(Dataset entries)
=== Section Start ===

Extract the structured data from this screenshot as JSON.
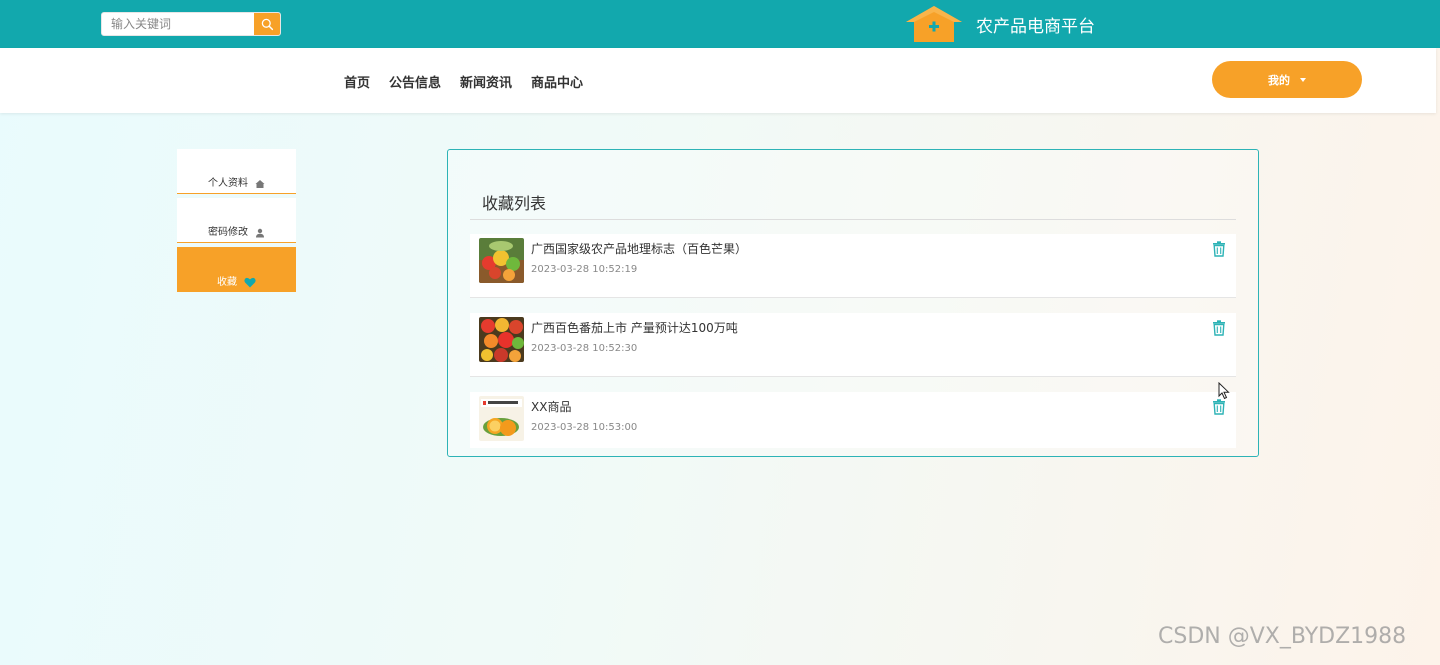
{
  "header": {
    "search_placeholder": "输入关键词",
    "site_title": "农产品电商平台"
  },
  "nav": {
    "items": [
      "首页",
      "公告信息",
      "新闻资讯",
      "商品中心"
    ],
    "my_label": "我的"
  },
  "sidebar": {
    "items": [
      {
        "label": "个人资料",
        "icon": "home-icon"
      },
      {
        "label": "密码修改",
        "icon": "user-icon"
      },
      {
        "label": "收藏",
        "icon": "heart-icon",
        "active": true
      }
    ]
  },
  "favorites": {
    "title": "收藏列表",
    "items": [
      {
        "name": "广西国家级农产品地理标志（百色芒果）",
        "time": "2023-03-28 10:52:19",
        "thumb": "fruit-basket"
      },
      {
        "name": "广西百色番茄上市 产量预计达100万吨",
        "time": "2023-03-28 10:52:30",
        "thumb": "vegetables"
      },
      {
        "name": "XX商品",
        "time": "2023-03-28 10:53:00",
        "thumb": "orange"
      }
    ]
  },
  "watermark": "CSDN @VX_BYDZ1988",
  "colors": {
    "teal": "#12a8ad",
    "orange": "#f7a128",
    "border": "#2db3b6"
  }
}
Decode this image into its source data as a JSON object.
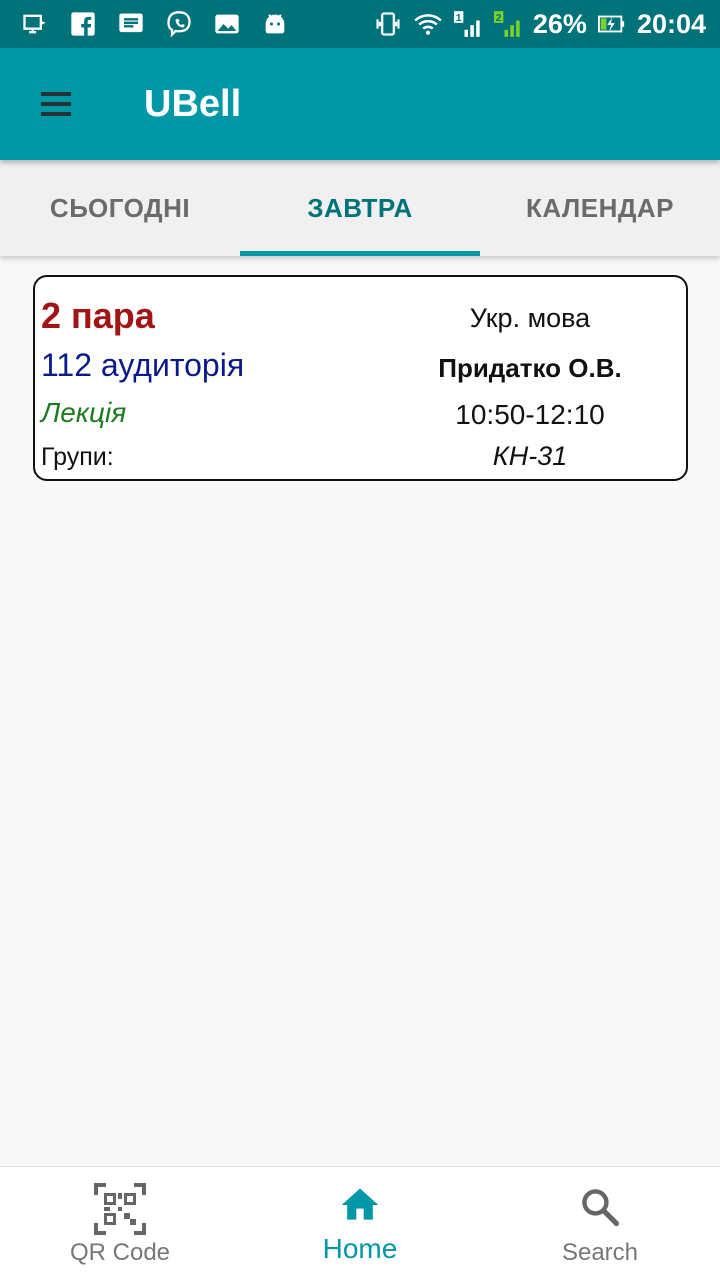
{
  "status_bar": {
    "battery_percent": "26%",
    "time": "20:04",
    "sim1_label": "1",
    "sim2_label": "2",
    "icons": [
      "screen-share-icon",
      "facebook-icon",
      "message-icon",
      "viber-icon",
      "gallery-icon",
      "android-icon",
      "vibrate-icon",
      "wifi-icon",
      "signal-sim1-icon",
      "signal-sim2-icon",
      "battery-charging-icon"
    ]
  },
  "app_bar": {
    "title": "UBell",
    "menu_icon": "menu-icon",
    "color": "#0097a7"
  },
  "tabs": [
    {
      "label": "СЬОГОДНІ",
      "active": false
    },
    {
      "label": "ЗАВТРА",
      "active": true
    },
    {
      "label": "КАЛЕНДАР",
      "active": false
    }
  ],
  "lessons": [
    {
      "number": "2 пара",
      "room": "112 аудиторія",
      "type": "Лекція",
      "groups_label": "Групи:",
      "subject": "Укр. мова",
      "teacher": "Придатко О.В.",
      "time": "10:50-12:10",
      "groups": "КН-31"
    }
  ],
  "bottom_nav": [
    {
      "label": "QR Code",
      "icon": "qr-code-icon",
      "active": false
    },
    {
      "label": "Home",
      "icon": "home-icon",
      "active": true
    },
    {
      "label": "Search",
      "icon": "search-icon",
      "active": false
    }
  ],
  "colors": {
    "status_bar": "#00727a",
    "accent": "#0097a7",
    "lesson_number": "#a31515",
    "room": "#0a1a8c",
    "lesson_type": "#1e7a1e"
  }
}
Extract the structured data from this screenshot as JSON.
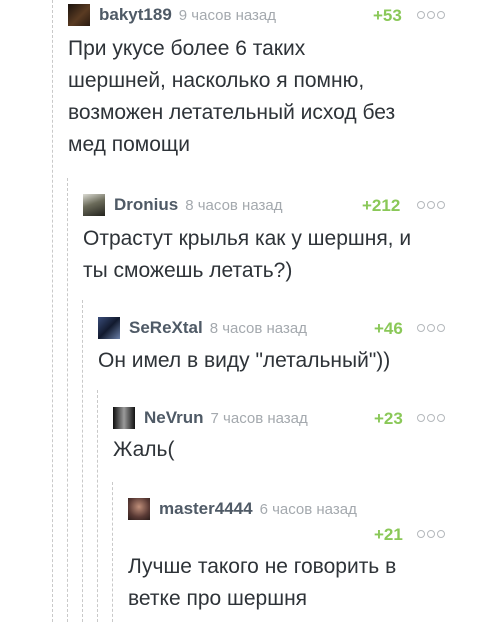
{
  "comments": [
    {
      "username": "bakyt189",
      "time": "9 часов назад",
      "rating": "+53",
      "text_lines": [
        "При укусе более 6 таких",
        "шершней, насколько я помню,",
        "возможен летательный исход без",
        "мед помощи"
      ],
      "avatar_color": "#3a2a1f"
    },
    {
      "username": "Dronius",
      "time": "8 часов назад",
      "rating": "+212",
      "text_lines": [
        "Отрастут крылья как у шершня, и",
        "ты сможешь летать?)"
      ],
      "avatar_color": "#4a4a40"
    },
    {
      "username": "SeReXtal",
      "time": "8 часов назад",
      "rating": "+46",
      "text_lines": [
        "Он имел в виду \"летальный\"))"
      ],
      "avatar_color": "#1f2a44"
    },
    {
      "username": "NeVrun",
      "time": "7 часов назад",
      "rating": "+23",
      "text_lines": [
        "Жаль("
      ],
      "avatar_color": "#2b2b2b"
    },
    {
      "username": "master4444",
      "time": "6 часов назад",
      "rating": "+21",
      "text_lines": [
        "Лучше такого не говорить в",
        "ветке про шершня"
      ],
      "avatar_color": "#5a3a35"
    }
  ],
  "colors": {
    "username": "#4f5a66",
    "time": "#a4a9ae",
    "rating": "#8ac858",
    "text": "#2e3338",
    "thread_line": "#c9c9c9"
  },
  "icons": {
    "more": "more-options-icon"
  }
}
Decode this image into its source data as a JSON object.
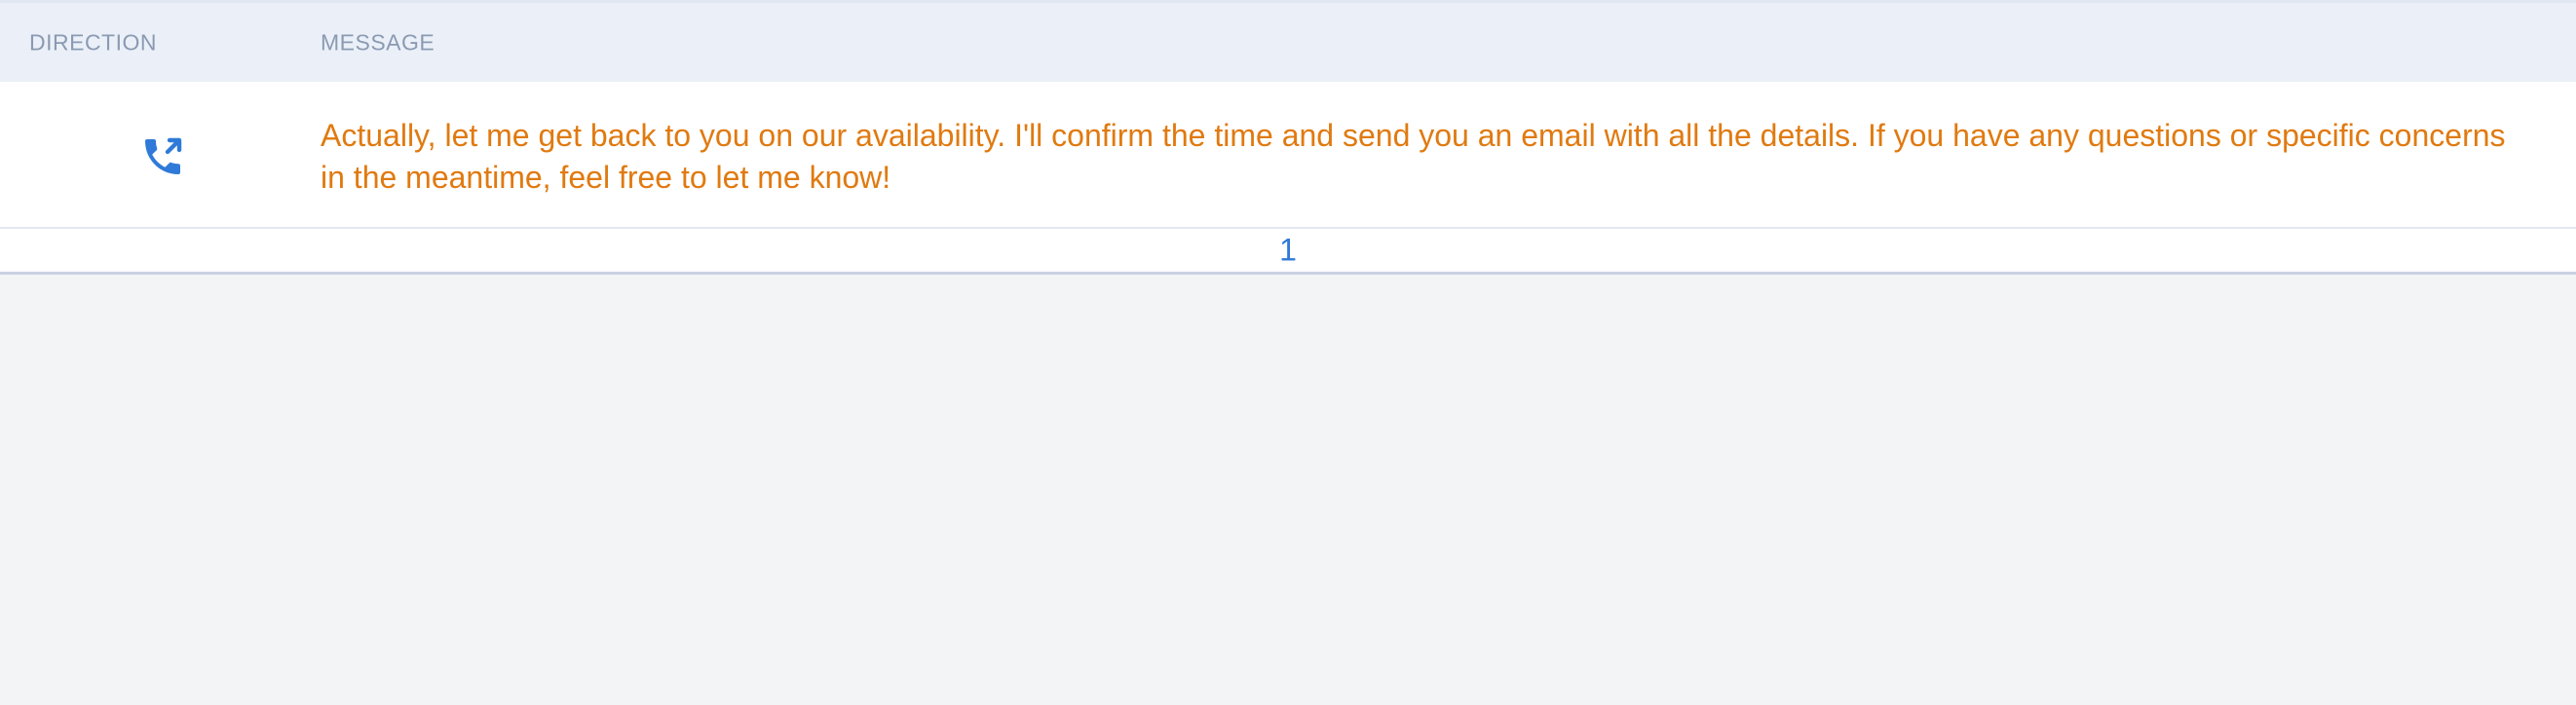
{
  "table": {
    "columns": {
      "direction": "DIRECTION",
      "message": "MESSAGE"
    },
    "rows": [
      {
        "direction_icon": "outgoing-call-icon",
        "message": "Actually, let me get back to you on our availability. I'll confirm the time and send you an email with all the details. If you have any questions or specific concerns in the meantime, feel free to let me know!"
      }
    ]
  },
  "pagination": {
    "current_page": "1"
  },
  "colors": {
    "message_text": "#e07a10",
    "icon": "#2f7ad8",
    "header_bg": "#ebf0f8",
    "header_text": "#8a9ab2",
    "page_link": "#2f7ad8"
  }
}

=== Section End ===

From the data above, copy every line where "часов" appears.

      "time": "9 часов назад",
      "time": "8 часов назад",
      "time": "8 часов назад",
      "time": "7 часов назад",
      "time": "6 часов назад",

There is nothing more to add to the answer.